Stories are memorable. I know that goes without saying, but a story that includes a statistic is more than a dozen times more memorable than a statistic alone. So, why aren’t we better at telling stories? It comes down to a few simple approaches.
Tell stories people want to hear, not just the ones you want to tell.
This is a major issue with most corporate storytelling. The author has something they want to say and tries to force it into a story form. Usually it’s a product, viewpoint, service or news item. The most important thing is to put yourself in the shoes of your target story consumer and ask yourself, “Would I want to read this?”
Use this simple hierarchy to drive your thinking
For example, if I read an adventure article that describes an exciting trip down the Amazon in a kayak, I could learn about paddling techniques and the importance of certain types of paddles that can lead me to purchase one from a company that provides such an item.
Lead with your hero and mission
If you want to tell a story about how your company is a great place to work, pick an interesting angle to build your story around. It could be your flexible work policy, or how you support community projects. Start with your hero and his or her mission. For example: Jennifer is devoted to volunteering at the greyhound adoption shelter helping ex-racers find new homes. Every third Thursday afternoon she gathers donations of dog food and cleaning supplies and brings them to the shelter. She’s able to do this due to the Flex-work program at your company.
The combination of an employee, community service and helping retired greyhounds will connect the reader or listener with how a noble mission is being supported by the policies of the employer.
The Five Ws and the right vehicle
Every journalist knows the five Ws; who, what, when, where and why. There is also the one H for “how” that is in the conversation. Each area of detail creates a picture in the mind of the reader, listener or viewer. The more concrete the details, the better their connection with the content. Video and audio provide an edge for some of these elements, so the vehicle for your story is important to consider. Do you have a speaker with a great and emotive voice? Consider a podcast. Does your story take place in a YMCA with rock climbing walls, childcare and senior citizens practicing Tai Chi? Shoot a video.

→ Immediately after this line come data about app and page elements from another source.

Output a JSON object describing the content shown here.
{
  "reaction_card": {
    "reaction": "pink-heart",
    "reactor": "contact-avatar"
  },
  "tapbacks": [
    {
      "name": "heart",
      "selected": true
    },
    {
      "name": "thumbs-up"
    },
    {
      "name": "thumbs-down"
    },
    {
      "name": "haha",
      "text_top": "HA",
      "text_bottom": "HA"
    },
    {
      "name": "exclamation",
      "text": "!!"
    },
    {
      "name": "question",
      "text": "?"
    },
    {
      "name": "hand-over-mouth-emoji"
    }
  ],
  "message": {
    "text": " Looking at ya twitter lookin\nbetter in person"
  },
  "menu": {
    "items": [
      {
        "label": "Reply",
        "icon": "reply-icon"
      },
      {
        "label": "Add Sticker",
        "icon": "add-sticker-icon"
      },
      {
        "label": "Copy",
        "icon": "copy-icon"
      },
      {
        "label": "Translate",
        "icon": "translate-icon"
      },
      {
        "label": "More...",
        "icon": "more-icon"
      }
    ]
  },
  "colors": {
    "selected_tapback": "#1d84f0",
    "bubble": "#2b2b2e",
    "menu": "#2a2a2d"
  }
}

When crafting a story, the goal is to connect with the audience, so figure out how to create a story that is more like an episode of CSI than a datasheet, and you’ll be well on your way.
Robert is a speaker coach, actor, director, author, speaker, executive and overall marketing guy. He writes about all aspects of presenting and connecting with audiences.